When Fr. Paul and Sr. Lurana became Roman Catholics, Pope Pius X gave his blessing to the Church Unity Octave and in 1916, Pope Benedict XV extended its observance to the universal church. This recognition by papal authority gave the Octave its impetus throughout the Roman Catholic Church. Until his death in 1940 Fr. Wattson promoted the Church Unity Octave, later known as the Chair of Unity Octave to emphasize its Petrine focus, through his magazine, The Lamp.

There is much more available at the website, Suffice it to say the week has grown in its observance throughout the years to being a world-wide observance.

This year’s theme, “Justice, Only Justice You Shall Pursue,” was chosen by a joint committee of the Vatican’s Pontifical Council for Promoting Christian Unity and the Commission on Faith and Order of the World Council of Churches, located in Switzerland.

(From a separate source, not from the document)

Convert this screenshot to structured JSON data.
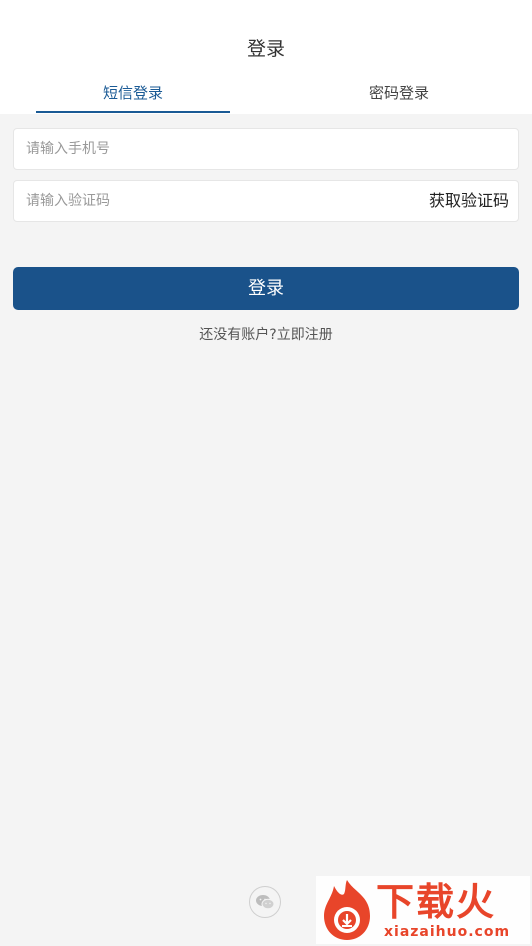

Again from the material provided by the Graymoor Ecumenical Institute: The Week of Prayer for Christian Unity 2019 has been prepared by Christians from Indonesia. With a population of 265 million, 86% of whom are reckoned to be Muslim, Indonesia is well known as having the largest Muslim population of any country. However, about 10% of Indonesians are Christian from various traditions. In terms of both population and the vast extension of the country Indonesia is the biggest nation in South East Asia. It has more than 17,000 islands, 1,340 different ethnic groups and over 740 local languages and yet is united in its plurality by one national language Bahasa Indonesia. The nation is founded on five principles called Pancasila, with the motto Bhineka Tunggal Ika (Unity in Diversity). Across the diversity of ethnicity, language and religion, Indonesians have lived by the principle of gotong royong which is to live in solidarity and by collaboration. This means sharing in all aspects of life, work, grief and festivities, and regarding all Indonesians as brothers and sisters.

This always fragile harmony is today threatened in new ways. Much of the economic growth that Indonesia has experienced in recent decades has been built on a system that has competition at its heart. This is in stark contrast to the collaboration of gotong royong. Corruption is experienced in many forms. It infects politics and business, often with devastating consequences for the environment. In particular, corruption undermines justice and the implementation of law. Too often those who are supposed to promote justice and protect the weak do the opposite. As a consequence, the gap between the rich and the poor has widened; and so a country rich in resources has the scandal of many people living in poverty. As a traditional Indonesian saying goes, “A mouse dies of hunger in the barn full of rice.” Meanwhile particular ethnic and religious groups are often associated with wealth in ways that have fed tensions. Radicalization that pits one community against another has grown and is exacerbated by the misuse of social media that demonizes particular communities.

Christian communities in such an environment become newly aware of their unity as they join in a common concern and a common response to an unjust reality. At the same time, confronted by these injustices, we are obliged, as Christians, to examine the ways in which we are complicit. Only by heeding Jesus’ prayer “that they all may be one” can we witness to living unity in diversity. It is through our unity in Christ that we will be able to combat injustice and serve the needs of its victims. There is more about the theme at the website.

I will also have Scriptural Meditation materials available for you if you call the office. Patty and Joan will have the material for you and will make copies for your prayer time!

The Pilgrimage to the Holy Land which will include a number of parishioners, begins this coming Friday when we depart Lambert Field. On Saturday we will be in Joppa, the site of the vision of Saint Peter and “unclean” animals, then on Sunday we will be north, near the Syrian Border, in Caesarea Philippi, where Peter made his profession of faith. Please pray for us, as we will pray for you.

Next week’s bulletin will have the full agenda.

Faithfully yours in Christ, the Son of the Living God,

Fr Joe Weber